The garden of Jan and Harvey Irby on Boulder Street was nothing more than an ordinary fenced rectangular back yard with a random scattering of walnut trees and a bit of grass when I saw it near the end of May. A small clump of irises and a couple of variegated hostas grew inside an oddly angled patch of mulch, bordered by landscape timbers.
For all its nothingness when I visited, the garden actually had been started (I should say planned) months before. And, if I am to believe the enthusiastic Jan, the garden will be well under way by the start of summer.
I sat with the Irbys at their kitchen table while Jan eagerly talked about the garden-to-be, showing me a sketch she had drawn depicting a complete redesign of the back yard. Gone are the landscape timbers and the awkwardly shaped mulched area. Instead, her renovation includes a deck with plenty of seating space, a curving mulch path leading to a water feature and a pleasant grassy area. This "paper garden" made the back yard look better already.
"It's been a process that's developed out of wishes," Jan explained.
Their garden wish list contains a kidney-shaped pond, a deck with furniture, yellow roses, clematis, peonies, flowering trees, paths, some grass, annual beds and a cutting garden.
The peonies and yellow rose are plants from her mother's farm in northwest Kansas.
"I watched my mom garden," she said. "She was such an adventuress. She enjoyed gardening."
Jan plans a cutting garden, filled with zinnias. The seeds are also from her mother's garden.
"I can't wait to plant them," she said.
Jan has included all the existing trees in her drawing.
"These two right here are just made for a hammock," she said pointing to the sketch of two trees about 8 feet apart.
"I see some containers, a bird bath ," she continued as her finger moved across the page.
The plain wooden picket fence will be replaced with a white privacy fence with lattice top and lined with yellow roses. In one corner peonies and lilies will grow, in the other elephant ears.
"To me, it's like decorating a house," she noted. "I clipped out pictures, got on the Internet."

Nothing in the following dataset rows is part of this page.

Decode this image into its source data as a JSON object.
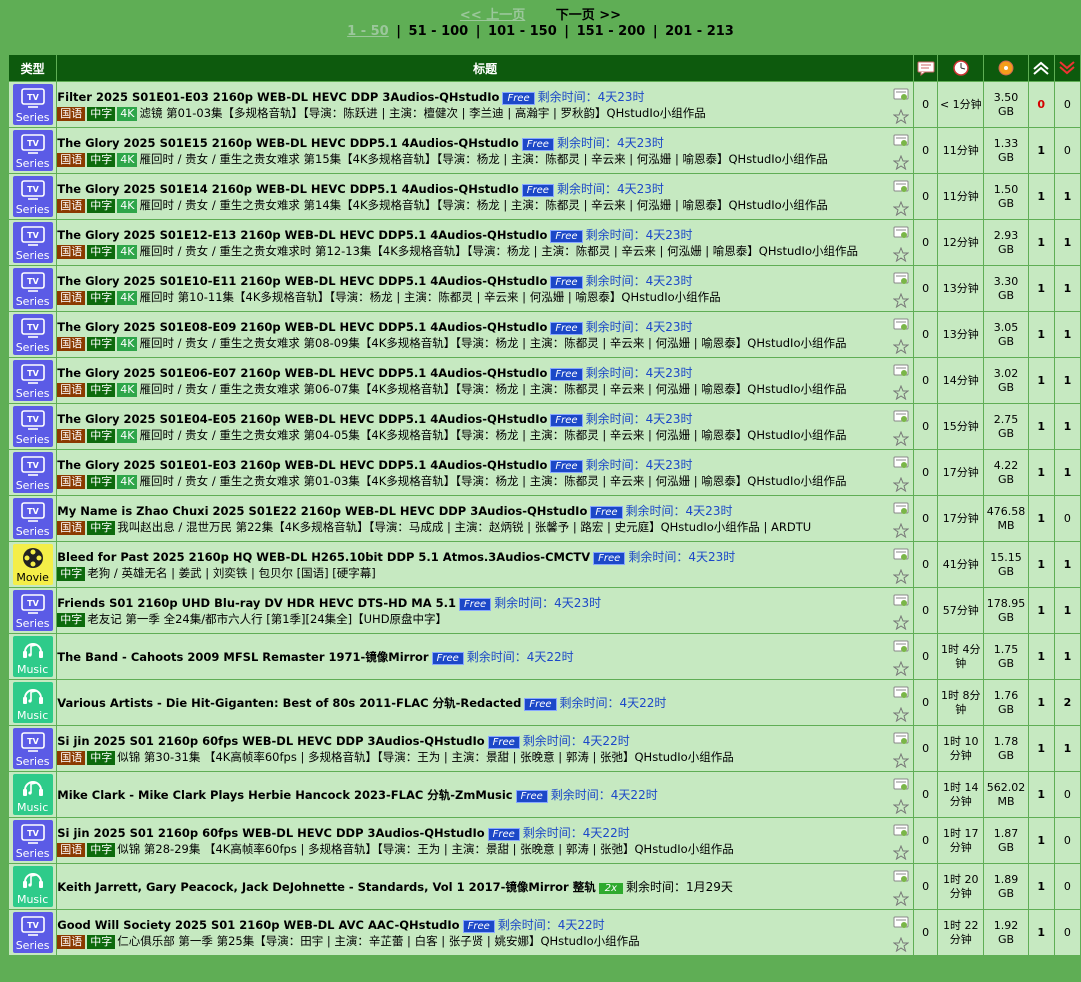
{
  "pager": {
    "prev": "<< 上一页",
    "next": "下一页 >>",
    "current": "1 - 50",
    "pages": [
      "51 - 100",
      "101 - 150",
      "151 - 200",
      "201 - 213"
    ]
  },
  "headers": {
    "type": "类型",
    "title": "标题"
  },
  "colors": {
    "header_bg": "#0d5a0d",
    "row_bg": "#c6e9c1",
    "page_bg": "#5fae55",
    "free_badge": "#1c48c8",
    "tv": "#5b5be6",
    "movie": "#f4ee48",
    "music": "#2ecb8a"
  },
  "rows": [
    {
      "cat": "tv",
      "cat_label": "Series",
      "title": "Filter 2025 S01E01-E03 2160p WEB-DL HEVC DDP 3Audios-QHstudIo",
      "badge": "Free",
      "left": "剩余时间：4天23时",
      "tags": [
        "国语",
        "中字",
        "4K"
      ],
      "desc": "滤镜 第01-03集【多规格音轨】【导演：陈跃进 | 主演：檀健次 | 李兰迪 | 高瀚宇 | 罗秋韵】QHstudIo小组作品",
      "comments": "0",
      "time": "< 1分钟",
      "size": "3.50 GB",
      "seeders": "0",
      "seeders_red": true,
      "leechers": "0"
    },
    {
      "cat": "tv",
      "cat_label": "Series",
      "title": "The Glory 2025 S01E15 2160p WEB-DL HEVC DDP5.1 4Audios-QHstudIo",
      "badge": "Free",
      "left": "剩余时间：4天23时",
      "tags": [
        "国语",
        "中字",
        "4K"
      ],
      "desc": "雁回时 / 贵女 / 重生之贵女难求 第15集【4K多规格音轨】【导演：杨龙 | 主演：陈都灵 | 辛云来 | 何泓姗 | 喻恩泰】QHstudIo小组作品",
      "comments": "0",
      "time": "11分钟",
      "size": "1.33 GB",
      "seeders": "1",
      "leechers": "0"
    },
    {
      "cat": "tv",
      "cat_label": "Series",
      "title": "The Glory 2025 S01E14 2160p WEB-DL HEVC DDP5.1 4Audios-QHstudIo",
      "badge": "Free",
      "left": "剩余时间：4天23时",
      "tags": [
        "国语",
        "中字",
        "4K"
      ],
      "desc": "雁回时 / 贵女 / 重生之贵女难求 第14集【4K多规格音轨】【导演：杨龙 | 主演：陈都灵 | 辛云来 | 何泓姗 | 喻恩泰】QHstudIo小组作品",
      "comments": "0",
      "time": "11分钟",
      "size": "1.50 GB",
      "seeders": "1",
      "leechers": "1"
    },
    {
      "cat": "tv",
      "cat_label": "Series",
      "title": "The Glory 2025 S01E12-E13 2160p WEB-DL HEVC DDP5.1 4Audios-QHstudIo",
      "badge": "Free",
      "left": "剩余时间：4天23时",
      "tags": [
        "国语",
        "中字",
        "4K"
      ],
      "desc": "雁回时 / 贵女 / 重生之贵女难求时 第12-13集【4K多规格音轨】【导演：杨龙 | 主演：陈都灵 | 辛云来 | 何泓姗 | 喻恩泰】QHstudIo小组作品",
      "comments": "0",
      "time": "12分钟",
      "size": "2.93 GB",
      "seeders": "1",
      "leechers": "1"
    },
    {
      "cat": "tv",
      "cat_label": "Series",
      "title": "The Glory 2025 S01E10-E11 2160p WEB-DL HEVC DDP5.1 4Audios-QHstudIo",
      "badge": "Free",
      "left": "剩余时间：4天23时",
      "tags": [
        "国语",
        "中字",
        "4K"
      ],
      "desc": "雁回时 第10-11集【4K多规格音轨】【导演：杨龙 | 主演：陈都灵 | 辛云来 | 何泓姗 | 喻恩泰】QHstudIo小组作品",
      "comments": "0",
      "time": "13分钟",
      "size": "3.30 GB",
      "seeders": "1",
      "leechers": "1"
    },
    {
      "cat": "tv",
      "cat_label": "Series",
      "title": "The Glory 2025 S01E08-E09 2160p WEB-DL HEVC DDP5.1 4Audios-QHstudIo",
      "badge": "Free",
      "left": "剩余时间：4天23时",
      "tags": [
        "国语",
        "中字",
        "4K"
      ],
      "desc": "雁回时 / 贵女 / 重生之贵女难求 第08-09集【4K多规格音轨】【导演：杨龙 | 主演：陈都灵 | 辛云来 | 何泓姗 | 喻恩泰】QHstudIo小组作品",
      "comments": "0",
      "time": "13分钟",
      "size": "3.05 GB",
      "seeders": "1",
      "leechers": "1"
    },
    {
      "cat": "tv",
      "cat_label": "Series",
      "title": "The Glory 2025 S01E06-E07 2160p WEB-DL HEVC DDP5.1 4Audios-QHstudIo",
      "badge": "Free",
      "left": "剩余时间：4天23时",
      "tags": [
        "国语",
        "中字",
        "4K"
      ],
      "desc": "雁回时 / 贵女 / 重生之贵女难求 第06-07集【4K多规格音轨】【导演：杨龙 | 主演：陈都灵 | 辛云来 | 何泓姗 | 喻恩泰】QHstudIo小组作品",
      "comments": "0",
      "time": "14分钟",
      "size": "3.02 GB",
      "seeders": "1",
      "leechers": "1"
    },
    {
      "cat": "tv",
      "cat_label": "Series",
      "title": "The Glory 2025 S01E04-E05 2160p WEB-DL HEVC DDP5.1 4Audios-QHstudIo",
      "badge": "Free",
      "left": "剩余时间：4天23时",
      "tags": [
        "国语",
        "中字",
        "4K"
      ],
      "desc": "雁回时 / 贵女 / 重生之贵女难求 第04-05集【4K多规格音轨】【导演：杨龙 | 主演：陈都灵 | 辛云来 | 何泓姗 | 喻恩泰】QHstudIo小组作品",
      "comments": "0",
      "time": "15分钟",
      "size": "2.75 GB",
      "seeders": "1",
      "leechers": "1"
    },
    {
      "cat": "tv",
      "cat_label": "Series",
      "title": "The Glory 2025 S01E01-E03 2160p WEB-DL HEVC DDP5.1 4Audios-QHstudIo",
      "badge": "Free",
      "left": "剩余时间：4天23时",
      "tags": [
        "国语",
        "中字",
        "4K"
      ],
      "desc": "雁回时 / 贵女 / 重生之贵女难求 第01-03集【4K多规格音轨】【导演：杨龙 | 主演：陈都灵 | 辛云来 | 何泓姗 | 喻恩泰】QHstudIo小组作品",
      "comments": "0",
      "time": "17分钟",
      "size": "4.22 GB",
      "seeders": "1",
      "leechers": "1"
    },
    {
      "cat": "tv",
      "cat_label": "Series",
      "title": "My Name is Zhao Chuxi 2025 S01E22 2160p WEB-DL HEVC DDP 3Audios-QHstudIo",
      "badge": "Free",
      "left": "剩余时间：4天23时",
      "tags": [
        "国语",
        "中字"
      ],
      "desc": "我叫赵出息 / 混世万民 第22集【4K多规格音轨】【导演：马成成 | 主演：赵炳锐 | 张馨予 | 路宏 | 史元庭】QHstudIo小组作品 | ARDTU",
      "comments": "0",
      "time": "17分钟",
      "size": "476.58 MB",
      "seeders": "1",
      "leechers": "0"
    },
    {
      "cat": "movie",
      "cat_label": "Movie",
      "title": "Bleed for Past 2025 2160p HQ WEB-DL H265.10bit DDP 5.1 Atmos.3Audios-CMCTV",
      "badge": "Free",
      "left": "剩余时间：4天23时",
      "tags": [
        "中字"
      ],
      "desc": "老狗 / 英雄无名 | 姜武 | 刘奕铁 | 包贝尔 [国语] [硬字幕]",
      "comments": "0",
      "time": "41分钟",
      "size": "15.15 GB",
      "seeders": "1",
      "leechers": "1"
    },
    {
      "cat": "tv",
      "cat_label": "Series",
      "title": "Friends S01 2160p UHD Blu-ray DV HDR HEVC DTS-HD MA 5.1",
      "badge": "Free",
      "left": "剩余时间：4天23时",
      "tags": [
        "中字"
      ],
      "desc": "老友记 第一季 全24集/都市六人行 [第1季][24集全]【UHD原盘中字】",
      "comments": "0",
      "time": "57分钟",
      "size": "178.95 GB",
      "seeders": "1",
      "leechers": "1"
    },
    {
      "cat": "music",
      "cat_label": "Music",
      "title": "The Band - Cahoots 2009 MFSL Remaster 1971-镜像Mirror",
      "badge": "Free",
      "left": "剩余时间：4天22时",
      "tags": [],
      "desc": "",
      "comments": "0",
      "time": "1时 4分钟",
      "size": "1.75 GB",
      "seeders": "1",
      "leechers": "1"
    },
    {
      "cat": "music",
      "cat_label": "Music",
      "title": "Various Artists - Die Hit-Giganten: Best of 80s 2011-FLAC 分轨-Redacted",
      "badge": "Free",
      "left": "剩余时间：4天22时",
      "tags": [],
      "desc": "",
      "comments": "0",
      "time": "1时 8分钟",
      "size": "1.76 GB",
      "seeders": "1",
      "leechers": "2"
    },
    {
      "cat": "tv",
      "cat_label": "Series",
      "title": "Si jin 2025 S01 2160p 60fps WEB-DL HEVC DDP 3Audios-QHstudIo",
      "badge": "Free",
      "left": "剩余时间：4天22时",
      "tags": [
        "国语",
        "中字"
      ],
      "desc": "似锦 第30-31集 【4K高帧率60fps | 多规格音轨】【导演：王为 | 主演：景甜 | 张晚意 | 郭涛 | 张弛】QHstudIo小组作品",
      "comments": "0",
      "time": "1时 10分钟",
      "size": "1.78 GB",
      "seeders": "1",
      "leechers": "1"
    },
    {
      "cat": "music",
      "cat_label": "Music",
      "title": "Mike Clark - Mike Clark Plays Herbie Hancock 2023-FLAC 分轨-ZmMusic",
      "badge": "Free",
      "left": "剩余时间：4天22时",
      "tags": [],
      "desc": "",
      "comments": "0",
      "time": "1时 14分钟",
      "size": "562.02 MB",
      "seeders": "1",
      "leechers": "0"
    },
    {
      "cat": "tv",
      "cat_label": "Series",
      "title": "Si jin 2025 S01 2160p 60fps WEB-DL HEVC DDP 3Audios-QHstudIo",
      "badge": "Free",
      "left": "剩余时间：4天22时",
      "tags": [
        "国语",
        "中字"
      ],
      "desc": "似锦 第28-29集 【4K高帧率60fps | 多规格音轨】【导演：王为 | 主演：景甜 | 张晚意 | 郭涛 | 张弛】QHstudIo小组作品",
      "comments": "0",
      "time": "1时 17分钟",
      "size": "1.87 GB",
      "seeders": "1",
      "leechers": "0"
    },
    {
      "cat": "music",
      "cat_label": "Music",
      "title": "Keith Jarrett, Gary Peacock, Jack DeJohnette - Standards, Vol 1 2017-镜像Mirror 整轨",
      "badge": "2x",
      "left": "剩余时间：1月29天",
      "left_black": true,
      "tags": [],
      "desc": "",
      "comments": "0",
      "time": "1时 20分钟",
      "size": "1.89 GB",
      "seeders": "1",
      "leechers": "0"
    },
    {
      "cat": "tv",
      "cat_label": "Series",
      "title": "Good Will Society 2025 S01 2160p WEB-DL AVC AAC-QHstudIo",
      "badge": "Free",
      "left": "剩余时间：4天22时",
      "tags": [
        "国语",
        "中字"
      ],
      "desc": "仁心俱乐部 第一季 第25集【导演：田宇 | 主演：辛芷蕾 | 白客 | 张子贤 | 姚安娜】QHstudIo小组作品",
      "comments": "0",
      "time": "1时 22分钟",
      "size": "1.92 GB",
      "seeders": "1",
      "leechers": "0"
    }
  ]
}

She handed me a stack of books, magazines and newspapers that she has saved over the years. She showed me clippings from newspapers of plants and colors she likes and gardening books and magazines whose pages are marked by sticky notes to bookmark pictures of garden features and landscape designs that she finds interesting.
The Irbys moved into their new home last fall.
"We bought a house that was a mess," Harvey said.
Though he carted out five truckloads of debris from the back yard, he wasn't dismayed. He has a simple philosophy.
"You buy the worst house in the nicest neighborhood and fix it up," he said.
Jan has a similar philosophy, "Leave it better than when you found it."
The Irbys have been busy living their philosophies. They replaced the roof, put on an attractive two-tiered front porch and did interior decorating.
"We worked a lot on the inside in the winter," Jan remarked.
But once spring rolled around, their thoughts turned to the outdoors.
The two of them are making things happen quickly. Harvey had started the back deck the day before my visit and planned to complete it the following day.
"Neither one of us is very good with messes," Jan admitted.
"One thing leads to another. It's kind of evolving."
Harvey claimed that Jan is the one with the vision.
"I do the labor," he quipped.
"We do have a vision of what it would look like," Jan agreed. "We are intent on making this a really pleasant place. Wow! Two years from now this can be fun to look at."
Carol Boncella is education coordinator at Lawrence Memorial Hospital and home and garden writer for the Journal-World.